I had a meeting with an executive recently who understood that he didn’t know the first thing about how to move his organization into the digital media realm. And that’s a virtue — to be wise enough to understand there are things you don’t know intimately and need help with.
He knew he needed that help. He knew it was worth it to pay a professional who would help him pro-actively, deliberately, and methodically move forward in a way that minimized any liabilities. It was a must to have someone who was skilled in developing a strong social media policy for his organization and implementing it.
The problem was his team.
“You don’t have to pay someone to do your social media.”
“This shouldn’t be a budget item at all.”
“Have one of the secretaries do it for a few minutes a day in addition to their other work.”
“This doesn’t have to be so difficult — I do my own social media all the time.”
“My nephew is in college and is great at Twitter, he could do this as an intern.”
There’s still an entire segment of the population that has to catch up with the realities of digital media marketing and the implications for organizations — especially high-risk entities like city and county governments or businesses with specific marketing objectives.
There are ins and outs of which Debra in Accounts Payable can’t be expected to remain abreast, like:
- Best practices in setting social media policy for organizations – particularly to minimize legal risks
- Built-in copyediting chops. Nothing says “hack job” like easily avoidable spelling or punctuation errors
- Dynamic week-to-week shifts in how platforms’ algorithms and functions change
- Hidden tricks and workarounds to make platforms perform in the ways you specifically need them to for your organization’s legal concerns
- Managing the flow of information from the departments in your organization to triage what needs to go out to the public and when, and for what reasons

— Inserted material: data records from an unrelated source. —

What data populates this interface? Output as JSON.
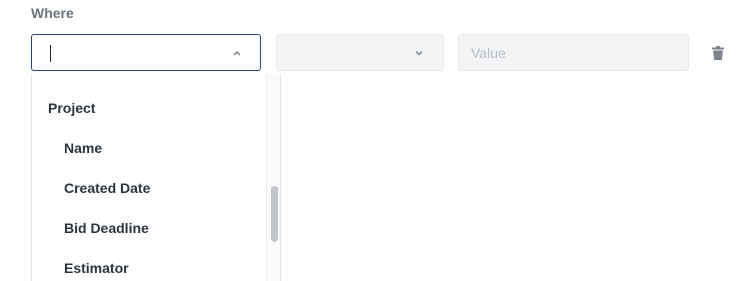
{
  "filter": {
    "label": "Where",
    "value_placeholder": "Value",
    "field_value": "",
    "operator_value": ""
  },
  "dropdown": {
    "group": "Project",
    "options": [
      "Name",
      "Created Date",
      "Bid Deadline",
      "Estimator"
    ]
  },
  "icons": {
    "field_chevron": "chevron-up-icon",
    "operator_chevron": "chevron-down-icon",
    "delete": "trash-icon"
  },
  "colors": {
    "focus_border": "#2b3f8f",
    "disabled_bg": "#f3f4f5",
    "label_text": "#6b7480",
    "item_text": "#2c3440"
  }
}
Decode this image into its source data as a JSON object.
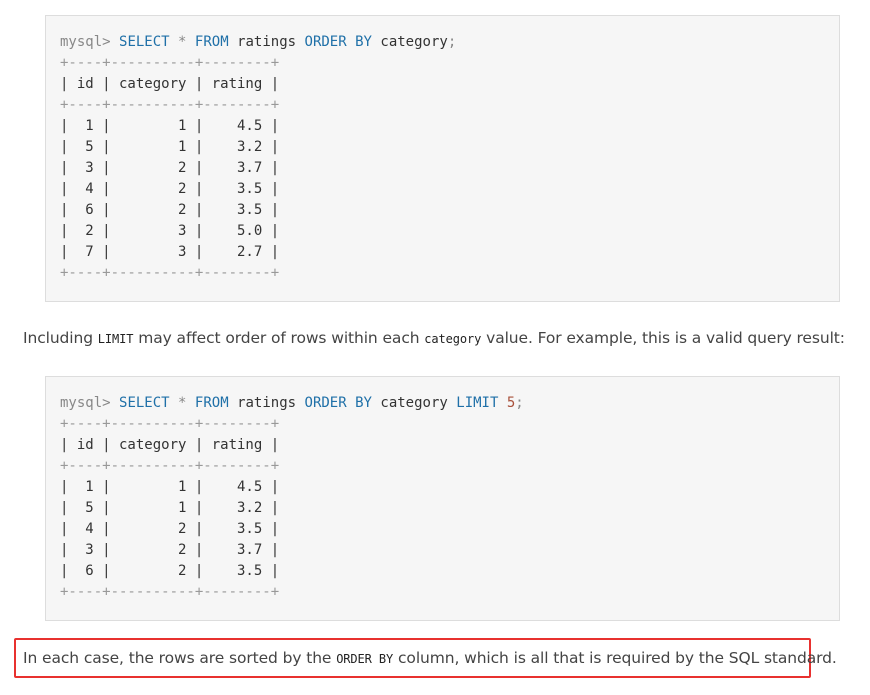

- Investigating and learning about navigating new platforms as the public shifts their attention
- Remaining up to the minute in current events that could be good hooks for your messaging, or conversely, require immediate messaging action from your organization

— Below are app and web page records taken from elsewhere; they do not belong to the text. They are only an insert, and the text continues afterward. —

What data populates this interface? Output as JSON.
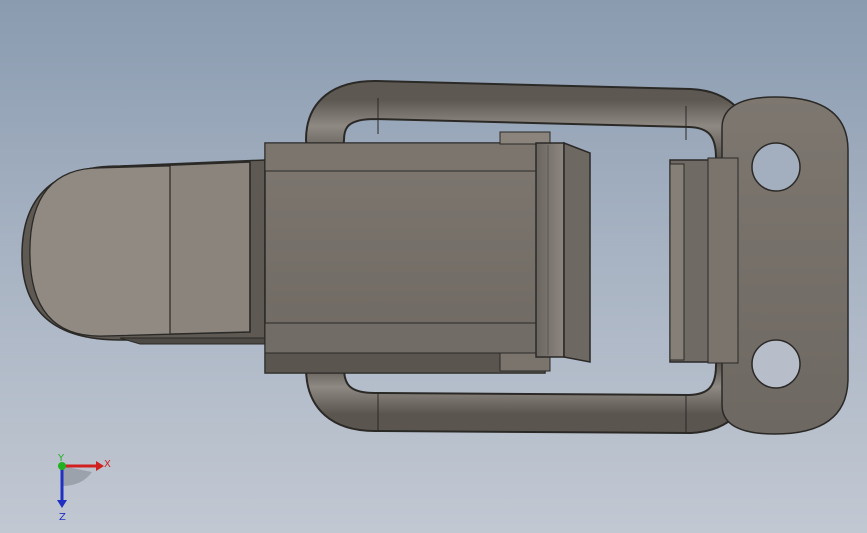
{
  "viewport": {
    "background_top": "#8a9bb0",
    "background_bottom": "#c2c8d2"
  },
  "model": {
    "subject": "toggle-latch-clamp",
    "body_color": "#777069",
    "edge_color": "#2b2926",
    "highlight_color": "#9a948d"
  },
  "triad": {
    "x_label": "X",
    "y_label": "Y",
    "z_label": "Z",
    "x_color": "#d02020",
    "y_color": "#20b020",
    "z_color": "#2030c0"
  }
}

That doesn’t exactly sound like something that poor Debra should be expected to do in twenty minutes a day on top of her actual job description. You definitely either need a full-time employee with experience in digital media to do this as their core job description, or you need to outsource it to a contractor.
The last thing you should do is listen to well-meaning team members who think social media is no big deal. They’re the same people who, when the intern makes a wrong judgment call and a lawsuit gets filed, will bellow “How was this allowed to happen?”
Social media is worth doing — so it’s worth doing right.